Work item. Whatever appears in the entries must be given again exactly.

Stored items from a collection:
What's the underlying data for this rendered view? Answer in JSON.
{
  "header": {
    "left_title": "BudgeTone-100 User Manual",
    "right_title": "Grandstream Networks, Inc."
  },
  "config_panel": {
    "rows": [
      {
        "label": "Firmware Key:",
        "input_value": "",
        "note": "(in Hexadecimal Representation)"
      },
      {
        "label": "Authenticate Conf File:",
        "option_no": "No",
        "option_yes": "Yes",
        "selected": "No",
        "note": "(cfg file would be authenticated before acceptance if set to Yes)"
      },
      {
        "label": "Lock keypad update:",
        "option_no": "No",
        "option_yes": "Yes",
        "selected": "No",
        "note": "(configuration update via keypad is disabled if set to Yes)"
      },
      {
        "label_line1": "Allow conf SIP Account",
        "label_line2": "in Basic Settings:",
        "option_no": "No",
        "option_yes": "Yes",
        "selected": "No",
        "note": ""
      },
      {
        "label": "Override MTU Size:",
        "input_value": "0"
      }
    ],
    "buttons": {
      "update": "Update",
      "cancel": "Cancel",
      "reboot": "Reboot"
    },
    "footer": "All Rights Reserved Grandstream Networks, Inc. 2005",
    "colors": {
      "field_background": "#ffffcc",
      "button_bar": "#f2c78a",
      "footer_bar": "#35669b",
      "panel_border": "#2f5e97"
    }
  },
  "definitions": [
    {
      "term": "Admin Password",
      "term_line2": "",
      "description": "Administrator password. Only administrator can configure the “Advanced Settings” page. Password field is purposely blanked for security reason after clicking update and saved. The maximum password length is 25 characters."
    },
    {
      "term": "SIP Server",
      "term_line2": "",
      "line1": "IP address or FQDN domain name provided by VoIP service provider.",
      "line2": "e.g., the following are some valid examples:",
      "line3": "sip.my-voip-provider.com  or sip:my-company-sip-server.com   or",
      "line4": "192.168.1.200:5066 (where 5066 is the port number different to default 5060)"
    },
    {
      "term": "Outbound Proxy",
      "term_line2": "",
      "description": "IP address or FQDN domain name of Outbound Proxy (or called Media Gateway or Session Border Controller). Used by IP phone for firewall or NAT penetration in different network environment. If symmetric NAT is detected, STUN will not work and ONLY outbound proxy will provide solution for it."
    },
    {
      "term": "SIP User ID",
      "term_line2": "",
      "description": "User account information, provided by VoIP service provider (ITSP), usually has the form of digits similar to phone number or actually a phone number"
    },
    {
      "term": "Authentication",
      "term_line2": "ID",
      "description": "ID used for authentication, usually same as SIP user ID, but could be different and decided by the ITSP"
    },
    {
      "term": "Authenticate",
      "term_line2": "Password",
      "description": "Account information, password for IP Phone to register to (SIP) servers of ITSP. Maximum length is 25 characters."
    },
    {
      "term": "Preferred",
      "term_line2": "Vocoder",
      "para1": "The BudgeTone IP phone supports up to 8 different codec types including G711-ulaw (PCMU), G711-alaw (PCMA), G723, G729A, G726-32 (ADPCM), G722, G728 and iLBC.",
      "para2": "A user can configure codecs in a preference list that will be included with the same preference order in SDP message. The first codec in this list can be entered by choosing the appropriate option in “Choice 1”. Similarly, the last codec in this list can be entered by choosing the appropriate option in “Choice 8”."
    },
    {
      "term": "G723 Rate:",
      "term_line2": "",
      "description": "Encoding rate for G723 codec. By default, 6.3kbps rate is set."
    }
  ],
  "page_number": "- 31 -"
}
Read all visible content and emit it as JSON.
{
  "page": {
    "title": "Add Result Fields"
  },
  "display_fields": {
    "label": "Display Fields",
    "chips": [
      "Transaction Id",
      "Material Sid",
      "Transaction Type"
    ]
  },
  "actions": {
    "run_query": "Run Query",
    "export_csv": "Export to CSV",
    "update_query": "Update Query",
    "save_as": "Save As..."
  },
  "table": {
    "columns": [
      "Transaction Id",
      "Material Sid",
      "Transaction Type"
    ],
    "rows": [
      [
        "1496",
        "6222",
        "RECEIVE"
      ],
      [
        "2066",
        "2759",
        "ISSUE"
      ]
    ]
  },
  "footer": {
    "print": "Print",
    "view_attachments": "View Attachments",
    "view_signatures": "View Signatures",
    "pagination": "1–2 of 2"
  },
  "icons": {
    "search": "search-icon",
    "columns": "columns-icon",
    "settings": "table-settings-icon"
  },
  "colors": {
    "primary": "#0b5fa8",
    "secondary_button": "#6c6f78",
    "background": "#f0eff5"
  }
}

Task response.
What's the underlying data for this rendered view? Answer in JSON.
{
  "header": {
    "left_title": "BudgeTone-100 User Manual",
    "right_title": "Grandstream Networks, Inc."
  },
  "config_panel": {
    "rows": [
      {
        "label": "Firmware Key:",
        "input_value": "",
        "note": "(in Hexadecimal Representation)"
      },
      {
        "label": "Authenticate Conf File:",
        "option_no": "No",
        "option_yes": "Yes",
        "selected": "No",
        "note": "(cfg file would be authenticated before acceptance if set to Yes)"
      },
      {
        "label": "Lock keypad update:",
        "option_no": "No",
        "option_yes": "Yes",
        "selected": "No",
        "note": "(configuration update via keypad is disabled if set to Yes)"
      },
      {
        "label_line1": "Allow conf SIP Account",
        "label_line2": "in Basic Settings:",
        "option_no": "No",
        "option_yes": "Yes",
        "selected": "No",
        "note": ""
      },
      {
        "label": "Override MTU Size:",
        "input_value": "0"
      }
    ],
    "buttons": {
      "update": "Update",
      "cancel": "Cancel",
      "reboot": "Reboot"
    },
    "footer": "All Rights Reserved Grandstream Networks, Inc. 2005",
    "colors": {
      "field_background": "#ffffcc",
      "button_bar": "#f2c78a",
      "footer_bar": "#35669b",
      "panel_border": "#2f5e97"
    }
  },
  "definitions": [
    {
      "term": "Admin Password",
      "term_line2": "",
      "description": "Administrator password. Only administrator can configure the “Advanced Settings” page. Password field is purposely blanked for security reason after clicking update and saved. The maximum password length is 25 characters."
    },
    {
      "term": "SIP Server",
      "term_line2": "",
      "line1": "IP address or FQDN domain name provided by VoIP service provider.",
      "line2": "e.g., the following are some valid examples:",
      "line3": "sip.my-voip-provider.com  or sip:my-company-sip-server.com   or",
      "line4": "192.168.1.200:5066 (where 5066 is the port number different to default 5060)"
    },
    {
      "term": "Outbound Proxy",
      "term_line2": "",
      "description": "IP address or FQDN domain name of Outbound Proxy (or called Media Gateway or Session Border Controller). Used by IP phone for firewall or NAT penetration in different network environment. If symmetric NAT is detected, STUN will not work and ONLY outbound proxy will provide solution for it."
    },
    {
      "term": "SIP User ID",
      "term_line2": "",
      "description": "User account information, provided by VoIP service provider (ITSP), usually has the form of digits similar to phone number or actually a phone number"
    },
    {
      "term": "Authentication",
      "term_line2": "ID",
      "description": "ID used for authentication, usually same as SIP user ID, but could be different and decided by the ITSP"
    },
    {
      "term": "Authenticate",
      "term_line2": "Password",
      "description": "Account information, password for IP Phone to register to (SIP) servers of ITSP. Maximum length is 25 characters."
    },
    {
      "term": "Preferred",
      "term_line2": "Vocoder",
      "para1": "The BudgeTone IP phone supports up to 8 different codec types including G711-ulaw (PCMU), G711-alaw (PCMA), G723, G729A, G726-32 (ADPCM), G722, G728 and iLBC.",
      "para2": "A user can configure codecs in a preference list that will be included with the same preference order in SDP message. The first codec in this list can be entered by choosing the appropriate option in “Choice 1”. Similarly, the last codec in this list can be entered by choosing the appropriate option in “Choice 8”."
    },
    {
      "term": "G723 Rate:",
      "term_line2": "",
      "description": "Encoding rate for G723 codec. By default, 6.3kbps rate is set."
    }
  ],
  "page_number": "- 31 -"
}
Read all visible content and emit it as JSON.
{
  "page": {
    "title": "Add Result Fields"
  },
  "display_fields": {
    "label": "Display Fields",
    "chips": [
      "Transaction Id",
      "Material Sid",
      "Transaction Type"
    ]
  },
  "actions": {
    "run_query": "Run Query",
    "export_csv": "Export to CSV",
    "update_query": "Update Query",
    "save_as": "Save As..."
  },
  "table": {
    "columns": [
      "Transaction Id",
      "Material Sid",
      "Transaction Type"
    ],
    "rows": [
      [
        "1496",
        "6222",
        "RECEIVE"
      ],
      [
        "2066",
        "2759",
        "ISSUE"
      ]
    ]
  },
  "footer": {
    "print": "Print",
    "view_attachments": "View Attachments",
    "view_signatures": "View Signatures",
    "pagination": "1–2 of 2"
  },
  "icons": {
    "search": "search-icon",
    "columns": "columns-icon",
    "settings": "table-settings-icon"
  },
  "colors": {
    "primary": "#0b5fa8",
    "secondary_button": "#6c6f78",
    "background": "#f0eff5"
  }
}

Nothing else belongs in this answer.